### Source records

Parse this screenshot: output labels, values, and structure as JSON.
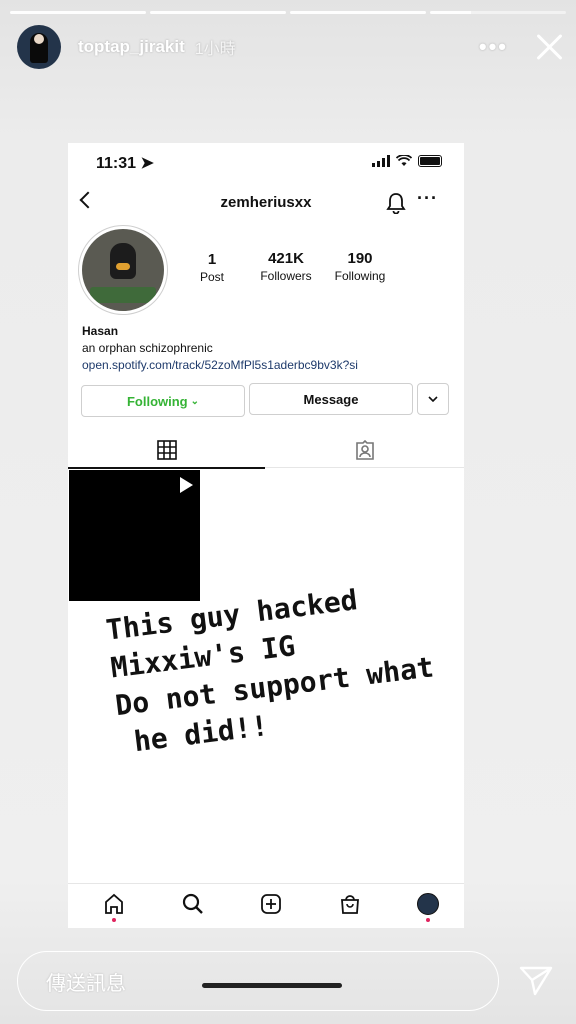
{
  "story": {
    "progress_segments": 4,
    "username": "toptap_jirakit",
    "time_ago": "1小時",
    "more_label": "•••"
  },
  "screenshot": {
    "status_time": "11:31",
    "profile_username": "zemheriusxx",
    "nav_more": "···",
    "stats": [
      {
        "num": "1",
        "label": "Post"
      },
      {
        "num": "421K",
        "label": "Followers"
      },
      {
        "num": "190",
        "label": "Following"
      }
    ],
    "bio": {
      "name": "Hasan",
      "description": "an orphan schizophrenic",
      "link": "open.spotify.com/track/52zoMfPl5s1aderbc9bv3k?si"
    },
    "buttons": {
      "following": "Following",
      "message": "Message"
    }
  },
  "overlay_text": [
    "This guy hacked",
    "Mixxiw's IG",
    "Do not support what",
    "he did!!"
  ],
  "reply": {
    "placeholder": "傳送訊息"
  }
}
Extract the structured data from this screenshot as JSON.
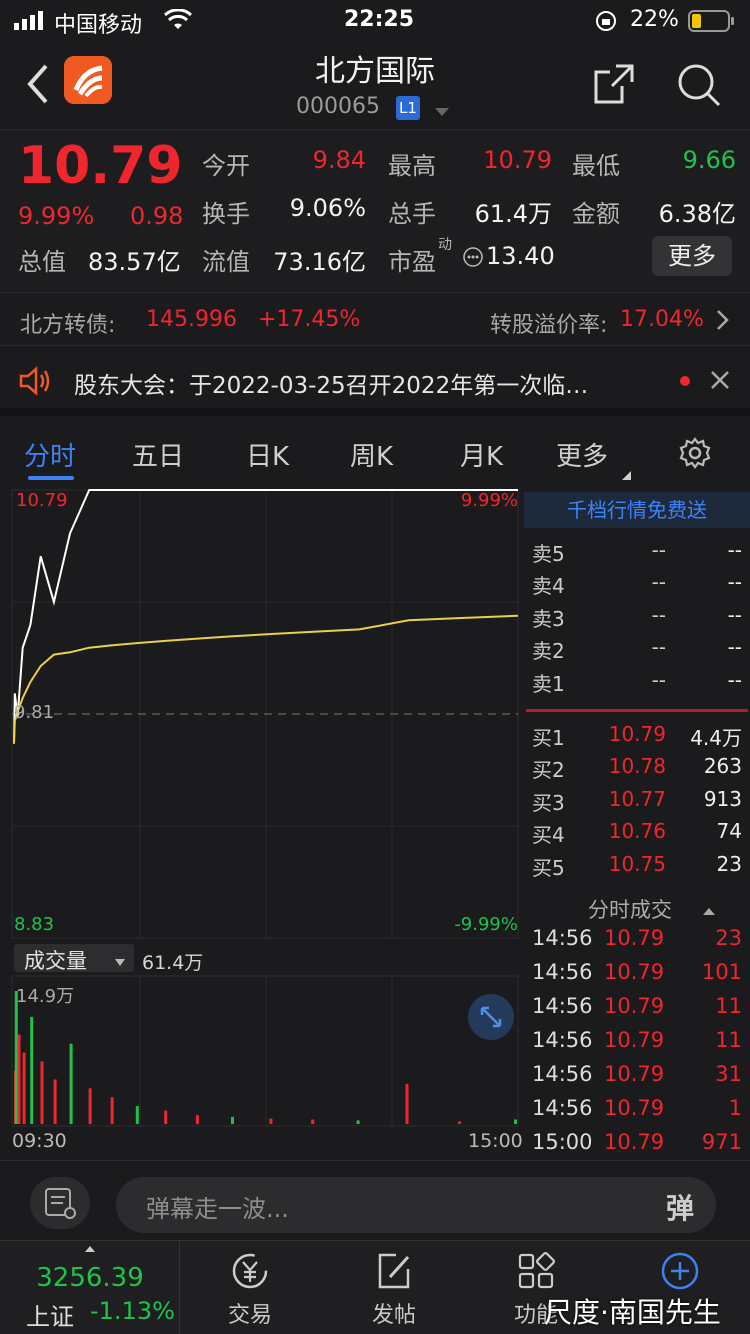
{
  "status_bar": {
    "carrier": "中国移动",
    "time": "22:25",
    "battery": "22%"
  },
  "header": {
    "title": "北方国际",
    "code": "000065",
    "level_badge": "L1",
    "logo_icon": "app-logo-icon"
  },
  "quote": {
    "price": "10.79",
    "change_pct": "9.99%",
    "change": "0.98",
    "labels": {
      "open": "今开",
      "high": "最高",
      "low": "最低",
      "turnover": "换手",
      "volume": "总手",
      "amount": "金额",
      "market_cap": "总值",
      "float_cap": "流值",
      "pe": "市盈",
      "pe_sup": "动"
    },
    "values": {
      "open": "9.84",
      "high": "10.79",
      "low": "9.66",
      "turnover": "9.06%",
      "volume": "61.4万",
      "amount": "6.38亿",
      "market_cap": "83.57亿",
      "float_cap": "73.16亿",
      "pe": "13.40"
    },
    "more_button": "更多"
  },
  "bond": {
    "name": "北方转债:",
    "price": "145.996",
    "change": "+17.45%",
    "premium_label": "转股溢价率:",
    "premium": "17.04%"
  },
  "notice": {
    "text": "股东大会：于2022-03-25召开2022年第一次临…"
  },
  "tabs": [
    {
      "label": "分时"
    },
    {
      "label": "五日"
    },
    {
      "label": "日K"
    },
    {
      "label": "周K"
    },
    {
      "label": "月K"
    },
    {
      "label": "更多"
    }
  ],
  "chart": {
    "price_high_label": "10.79",
    "price_mid_label": "9.81",
    "price_low_label": "8.83",
    "pct_high_label": "9.99%",
    "pct_low_label": "-9.99%",
    "volume_selector": "成交量",
    "volume_total": "61.4万",
    "volume_max_label": "14.9万",
    "time_start": "09:30",
    "time_end": "15:00",
    "colors": {
      "price_line": "#ffffff",
      "avg_line": "#e8d24a",
      "up": "#f0262e",
      "down": "#20c24a"
    }
  },
  "chart_data": {
    "type": "line",
    "series": [
      {
        "values": [
          9.68,
          9.9,
          9.8,
          10.1,
          10.2,
          10.5,
          10.3,
          10.6,
          10.79,
          10.79,
          10.79,
          10.79,
          10.79,
          10.79,
          10.79,
          10.79,
          10.79,
          10.79,
          10.79,
          10.79
        ]
      },
      {
        "values": [
          9.68,
          9.78,
          9.82,
          9.88,
          9.95,
          10.02,
          10.07,
          10.08,
          10.1,
          10.11,
          10.12,
          10.13,
          10.14,
          10.15,
          10.16,
          10.17,
          10.18,
          10.22,
          10.23,
          10.24
        ]
      }
    ],
    "ylim": [
      8.83,
      10.79
    ],
    "volume_values": [
      6,
      14.9,
      10,
      8,
      12,
      7,
      5,
      9,
      4,
      3,
      2,
      1.5,
      1,
      0.8,
      0.6,
      0.5,
      0.4,
      4.5,
      0.3,
      0.5
    ]
  },
  "orderbook": {
    "banner": "千档行情免费送",
    "asks": [
      {
        "label": "卖5",
        "price": "--",
        "vol": "--"
      },
      {
        "label": "卖4",
        "price": "--",
        "vol": "--"
      },
      {
        "label": "卖3",
        "price": "--",
        "vol": "--"
      },
      {
        "label": "卖2",
        "price": "--",
        "vol": "--"
      },
      {
        "label": "卖1",
        "price": "--",
        "vol": "--"
      }
    ],
    "bids": [
      {
        "label": "买1",
        "price": "10.79",
        "vol": "4.4万"
      },
      {
        "label": "买2",
        "price": "10.78",
        "vol": "263"
      },
      {
        "label": "买3",
        "price": "10.77",
        "vol": "913"
      },
      {
        "label": "买4",
        "price": "10.76",
        "vol": "74"
      },
      {
        "label": "买5",
        "price": "10.75",
        "vol": "23"
      }
    ],
    "trades_title": "分时成交",
    "trades": [
      {
        "time": "14:56",
        "price": "10.79",
        "vol": "23",
        "dir": "up"
      },
      {
        "time": "14:56",
        "price": "10.79",
        "vol": "101",
        "dir": "up"
      },
      {
        "time": "14:56",
        "price": "10.79",
        "vol": "11",
        "dir": "up"
      },
      {
        "time": "14:56",
        "price": "10.79",
        "vol": "11",
        "dir": "up"
      },
      {
        "time": "14:56",
        "price": "10.79",
        "vol": "31",
        "dir": "up"
      },
      {
        "time": "14:56",
        "price": "10.79",
        "vol": "1",
        "dir": "up"
      },
      {
        "time": "15:00",
        "price": "10.79",
        "vol": "971",
        "dir": "up"
      }
    ]
  },
  "danmu": {
    "placeholder": "弹幕走一波...",
    "danmu_button": "弹"
  },
  "bottom_nav": {
    "index_value": "3256.39",
    "index_name": "上证",
    "index_change": "-1.13%",
    "items": [
      {
        "label": "交易"
      },
      {
        "label": "发帖"
      },
      {
        "label": "功能"
      }
    ]
  },
  "watermark": "尺度·南国先生"
}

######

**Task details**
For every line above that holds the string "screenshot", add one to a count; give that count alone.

**Task result**
3